Flour and peanut butter coated some of the walls, while yogurt and milk coated the others. Bowls and cereal completed the look, covering the floor. I leaned against a small patch of the wall that was unmarked, sure of the culprit. I went to find him, not thrilled of the justice I had to deal out, or of the mess that awaited me.
I found him in his room, curled up with his lab on the floor, sound asleep. They both snored softly. No peanut butter or yogurt in sight, although I thought Lady had had something to do with that. I smiled; happy that I didn’t have to deal out a blow that I felt was undeserved.
When I finally was able to sit down on the couch to relax, after cleaning the kitchen, picking up my daughter from school, making dinner, and putting them to bed, I pulled out my tablet, looking for a new message.
3 new messages.

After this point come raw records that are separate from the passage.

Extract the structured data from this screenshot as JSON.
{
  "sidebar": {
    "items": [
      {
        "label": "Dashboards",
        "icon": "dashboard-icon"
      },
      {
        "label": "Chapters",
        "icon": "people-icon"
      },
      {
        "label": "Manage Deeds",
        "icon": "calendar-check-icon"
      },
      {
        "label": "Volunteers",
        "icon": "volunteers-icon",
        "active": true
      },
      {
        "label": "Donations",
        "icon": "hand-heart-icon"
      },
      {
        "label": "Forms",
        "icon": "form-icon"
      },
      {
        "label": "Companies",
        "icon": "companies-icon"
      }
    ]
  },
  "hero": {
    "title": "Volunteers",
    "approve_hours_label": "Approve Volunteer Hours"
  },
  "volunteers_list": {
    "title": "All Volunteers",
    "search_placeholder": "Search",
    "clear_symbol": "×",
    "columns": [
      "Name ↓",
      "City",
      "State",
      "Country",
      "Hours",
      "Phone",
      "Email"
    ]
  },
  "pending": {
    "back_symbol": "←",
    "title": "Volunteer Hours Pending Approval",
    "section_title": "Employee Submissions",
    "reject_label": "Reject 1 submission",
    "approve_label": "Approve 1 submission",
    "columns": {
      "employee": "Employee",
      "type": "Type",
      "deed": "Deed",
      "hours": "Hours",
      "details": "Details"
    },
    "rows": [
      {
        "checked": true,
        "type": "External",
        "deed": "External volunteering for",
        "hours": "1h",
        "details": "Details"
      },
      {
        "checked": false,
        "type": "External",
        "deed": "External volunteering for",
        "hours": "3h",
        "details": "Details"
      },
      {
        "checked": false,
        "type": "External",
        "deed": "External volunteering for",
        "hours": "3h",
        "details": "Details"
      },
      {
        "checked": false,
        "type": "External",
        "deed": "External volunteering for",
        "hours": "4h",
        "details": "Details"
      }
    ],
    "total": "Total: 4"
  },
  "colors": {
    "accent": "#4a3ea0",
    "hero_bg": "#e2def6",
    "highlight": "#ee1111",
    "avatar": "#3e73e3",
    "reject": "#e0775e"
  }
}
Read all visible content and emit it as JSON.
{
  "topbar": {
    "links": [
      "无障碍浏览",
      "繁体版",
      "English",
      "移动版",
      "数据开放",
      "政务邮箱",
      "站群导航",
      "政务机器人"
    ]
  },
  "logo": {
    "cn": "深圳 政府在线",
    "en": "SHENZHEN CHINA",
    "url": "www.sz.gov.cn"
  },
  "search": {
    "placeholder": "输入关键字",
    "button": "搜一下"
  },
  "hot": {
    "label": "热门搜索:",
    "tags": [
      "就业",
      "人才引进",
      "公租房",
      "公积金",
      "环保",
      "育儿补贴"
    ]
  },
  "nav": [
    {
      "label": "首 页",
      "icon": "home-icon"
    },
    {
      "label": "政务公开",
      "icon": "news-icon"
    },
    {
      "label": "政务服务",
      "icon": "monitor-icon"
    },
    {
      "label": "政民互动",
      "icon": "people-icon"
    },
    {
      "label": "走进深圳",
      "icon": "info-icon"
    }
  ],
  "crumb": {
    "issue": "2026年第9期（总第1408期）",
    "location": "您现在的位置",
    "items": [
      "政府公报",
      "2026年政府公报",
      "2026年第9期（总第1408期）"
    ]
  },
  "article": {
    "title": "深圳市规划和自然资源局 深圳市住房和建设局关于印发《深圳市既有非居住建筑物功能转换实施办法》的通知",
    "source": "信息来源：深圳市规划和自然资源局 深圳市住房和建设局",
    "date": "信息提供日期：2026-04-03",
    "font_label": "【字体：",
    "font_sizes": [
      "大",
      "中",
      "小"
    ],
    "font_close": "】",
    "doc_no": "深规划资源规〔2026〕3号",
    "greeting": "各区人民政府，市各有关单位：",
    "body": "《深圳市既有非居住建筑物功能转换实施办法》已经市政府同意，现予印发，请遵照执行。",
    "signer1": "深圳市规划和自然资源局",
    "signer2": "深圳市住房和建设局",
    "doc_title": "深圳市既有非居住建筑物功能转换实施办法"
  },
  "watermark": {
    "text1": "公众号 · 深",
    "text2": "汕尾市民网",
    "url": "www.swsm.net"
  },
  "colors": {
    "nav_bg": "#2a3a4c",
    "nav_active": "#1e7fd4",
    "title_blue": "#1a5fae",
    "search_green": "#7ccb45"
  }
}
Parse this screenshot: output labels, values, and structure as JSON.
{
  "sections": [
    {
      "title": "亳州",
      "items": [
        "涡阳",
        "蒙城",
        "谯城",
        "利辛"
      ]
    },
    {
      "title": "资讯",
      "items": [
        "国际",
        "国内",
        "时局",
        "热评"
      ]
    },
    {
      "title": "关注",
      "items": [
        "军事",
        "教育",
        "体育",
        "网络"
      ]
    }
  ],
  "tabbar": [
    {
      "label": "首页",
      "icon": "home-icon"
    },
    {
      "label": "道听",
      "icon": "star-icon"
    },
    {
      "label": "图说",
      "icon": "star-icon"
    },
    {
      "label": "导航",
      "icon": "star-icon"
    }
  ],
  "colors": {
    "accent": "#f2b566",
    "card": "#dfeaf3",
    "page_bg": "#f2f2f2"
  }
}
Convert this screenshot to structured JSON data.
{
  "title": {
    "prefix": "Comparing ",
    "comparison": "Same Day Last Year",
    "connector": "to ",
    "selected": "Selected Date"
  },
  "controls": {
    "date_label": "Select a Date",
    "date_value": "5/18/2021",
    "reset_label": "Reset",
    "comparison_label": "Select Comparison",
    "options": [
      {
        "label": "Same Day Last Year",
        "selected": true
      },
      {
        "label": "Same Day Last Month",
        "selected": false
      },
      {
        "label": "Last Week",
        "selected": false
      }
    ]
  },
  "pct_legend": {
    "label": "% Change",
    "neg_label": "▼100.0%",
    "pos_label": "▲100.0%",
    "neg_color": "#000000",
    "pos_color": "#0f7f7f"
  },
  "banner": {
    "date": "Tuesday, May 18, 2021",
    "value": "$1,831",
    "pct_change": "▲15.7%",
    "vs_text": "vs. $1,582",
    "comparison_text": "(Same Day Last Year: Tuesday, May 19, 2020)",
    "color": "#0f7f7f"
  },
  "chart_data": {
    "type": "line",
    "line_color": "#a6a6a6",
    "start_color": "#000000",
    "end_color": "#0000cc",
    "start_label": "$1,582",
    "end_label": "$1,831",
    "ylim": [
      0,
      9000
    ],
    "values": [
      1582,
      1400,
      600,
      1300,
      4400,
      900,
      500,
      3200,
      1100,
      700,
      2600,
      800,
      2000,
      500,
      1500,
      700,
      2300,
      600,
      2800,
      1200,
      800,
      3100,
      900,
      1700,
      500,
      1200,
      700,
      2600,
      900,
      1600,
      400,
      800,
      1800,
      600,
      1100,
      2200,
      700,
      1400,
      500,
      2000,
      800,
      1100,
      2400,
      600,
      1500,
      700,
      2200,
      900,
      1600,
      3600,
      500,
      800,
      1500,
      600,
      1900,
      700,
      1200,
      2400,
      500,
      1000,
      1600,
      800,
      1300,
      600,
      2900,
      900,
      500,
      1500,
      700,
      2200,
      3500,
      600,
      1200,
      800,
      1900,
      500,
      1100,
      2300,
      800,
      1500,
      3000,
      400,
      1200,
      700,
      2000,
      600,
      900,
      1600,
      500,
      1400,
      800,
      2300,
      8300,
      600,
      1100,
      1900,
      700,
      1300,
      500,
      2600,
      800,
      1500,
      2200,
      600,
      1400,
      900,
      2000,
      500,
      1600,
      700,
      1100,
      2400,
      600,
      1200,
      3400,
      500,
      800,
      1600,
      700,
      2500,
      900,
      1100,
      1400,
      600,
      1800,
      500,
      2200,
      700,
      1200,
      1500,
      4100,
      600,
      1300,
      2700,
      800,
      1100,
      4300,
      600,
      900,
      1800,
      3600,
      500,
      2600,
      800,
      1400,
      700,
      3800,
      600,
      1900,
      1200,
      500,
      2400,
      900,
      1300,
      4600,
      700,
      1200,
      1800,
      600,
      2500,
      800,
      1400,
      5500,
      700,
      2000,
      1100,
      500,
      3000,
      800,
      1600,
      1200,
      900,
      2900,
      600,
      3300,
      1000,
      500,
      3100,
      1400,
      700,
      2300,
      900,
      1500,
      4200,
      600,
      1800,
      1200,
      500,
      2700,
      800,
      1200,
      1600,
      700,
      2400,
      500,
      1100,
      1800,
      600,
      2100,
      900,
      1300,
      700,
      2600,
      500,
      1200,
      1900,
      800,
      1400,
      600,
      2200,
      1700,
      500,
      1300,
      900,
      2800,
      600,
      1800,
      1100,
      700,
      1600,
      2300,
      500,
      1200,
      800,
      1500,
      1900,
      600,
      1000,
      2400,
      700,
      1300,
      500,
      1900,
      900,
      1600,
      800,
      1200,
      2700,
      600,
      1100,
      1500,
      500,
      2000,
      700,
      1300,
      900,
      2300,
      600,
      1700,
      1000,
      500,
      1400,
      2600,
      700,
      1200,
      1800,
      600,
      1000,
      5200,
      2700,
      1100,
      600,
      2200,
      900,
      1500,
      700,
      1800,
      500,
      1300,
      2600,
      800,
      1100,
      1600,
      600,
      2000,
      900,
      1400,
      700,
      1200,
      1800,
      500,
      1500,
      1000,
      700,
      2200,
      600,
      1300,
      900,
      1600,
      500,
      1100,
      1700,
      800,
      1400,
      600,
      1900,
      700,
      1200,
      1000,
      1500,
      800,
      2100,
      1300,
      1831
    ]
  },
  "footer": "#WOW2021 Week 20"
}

I opened the first, which was an email from XXX, telling me he missed me and would be home that night, and asking if I could pick him up at about one in the morning. I quickly replied that Yes, I would pick him up, but that I would accept payment by the end of the week...
On that happy note, I moved on to the next message.
The second was just a junk letter, an advertisement from some company. Something about the newest alternate reality glasses. I sent it to the junk box, not needing another reality, as I liked the one I had just fine.
But the third was the one I was looking for, a message from the publisher I had sent my book to a few months before.
October 5, 2032
I found the manuscript interesting, but not very good. There were parts that were creative and a few that were good, but those that were creative weren’t very good, and those that were good weren’t very creative.You wrote this for children, yet no children I know would enjoy this. I wouldn’t be able to sell ten copies. No thanks.
Ouch. I had received rejections before, but this was the rudest yet. Feeling a little defeated, I lean back in my chair. I just want to go to sleep, but I have to stay up until I get XXX home. I figure I might at least sleep, but when I close my eyes I feel restless. Something prompts me to my feet, up the stairs, and to my window. My eyes feel wet, but I don’t wipe at them. I stare out into the loud silence of the night.
When a tear splashes on the windowsill I don’t wait to let more join it. I just climb out the window.
A few days before my 35th birthday, I woke up to find snow coating the ground in a thick, white carpet. The light that filtered in through the window was brighter than usual, being reflected off of the millions of tiny gemstones. I stretched and bent, yawning. XXX lay beside me, snoring, as usual.
I headed downstairs to make breakfast, looking forward to pancakes and sausages, although I knew I’d have to make them myself. I stopped in the bathroom first to run a brush through the rat’s nest on my head, as well as to check the weather.
One new message, appeared in the top left of the mirror. I tapped it once, then expanded the small message that appeared. I only got past the first sentence before I stopped, not caring what the rest said. I was in!
January 23, 2034
We liked your book, and are willing to offer a $XXXX advance. We would like you to change a few things, but we will get back to you on what that is at some point in the near future.